*Work to complete:* Copy the records below exactly, but leave out any picture they contain.

*Stored data:*
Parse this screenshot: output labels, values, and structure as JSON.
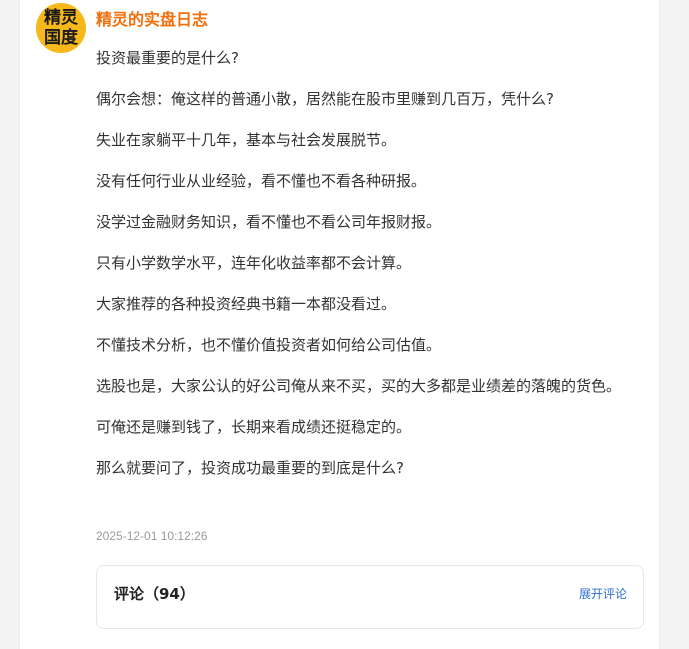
{
  "post": {
    "avatar_text_line1": "精灵",
    "avatar_text_line2": "国度",
    "author": "精灵的实盘日志",
    "paragraphs": [
      "投资最重要的是什么?",
      "偶尔会想：俺这样的普通小散，居然能在股市里赚到几百万，凭什么?",
      "失业在家躺平十几年，基本与社会发展脱节。",
      "没有任何行业从业经验，看不懂也不看各种研报。",
      "没学过金融财务知识，看不懂也不看公司年报财报。",
      "只有小学数学水平，连年化收益率都不会计算。",
      "大家推荐的各种投资经典书籍一本都没看过。",
      "不懂技术分析，也不懂价值投资者如何给公司估值。",
      "选股也是，大家公认的好公司俺从来不买，买的大多都是业绩差的落魄的货色。",
      "可俺还是赚到钱了，长期来看成绩还挺稳定的。",
      "那么就要问了，投资成功最重要的到底是什么?"
    ],
    "timestamp": "2025-12-01 10:12:26"
  },
  "comments": {
    "title": "评论（94）",
    "expand_label": "展开评论"
  },
  "colors": {
    "author": "#f0700e",
    "avatar_bg": "#f6b81a",
    "link": "#2b6fd6"
  }
}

*Written reply:*
Parse this screenshot: output labels, values, and structure as JSON.
{
  "post": {
    "avatar_text_line1": "精灵",
    "avatar_text_line2": "国度",
    "author": "精灵的实盘日志",
    "paragraphs": [
      "投资最重要的是什么?",
      "偶尔会想：俺这样的普通小散，居然能在股市里赚到几百万，凭什么?",
      "失业在家躺平十几年，基本与社会发展脱节。",
      "没有任何行业从业经验，看不懂也不看各种研报。",
      "没学过金融财务知识，看不懂也不看公司年报财报。",
      "只有小学数学水平，连年化收益率都不会计算。",
      "大家推荐的各种投资经典书籍一本都没看过。",
      "不懂技术分析，也不懂价值投资者如何给公司估值。",
      "选股也是，大家公认的好公司俺从来不买，买的大多都是业绩差的落魄的货色。",
      "可俺还是赚到钱了，长期来看成绩还挺稳定的。",
      "那么就要问了，投资成功最重要的到底是什么?"
    ],
    "timestamp": "2025-12-01 10:12:26"
  },
  "comments": {
    "title": "评论（94）",
    "expand_label": "展开评论"
  },
  "colors": {
    "author": "#f0700e",
    "avatar_bg": "#f6b81a",
    "link": "#2b6fd6"
  }
}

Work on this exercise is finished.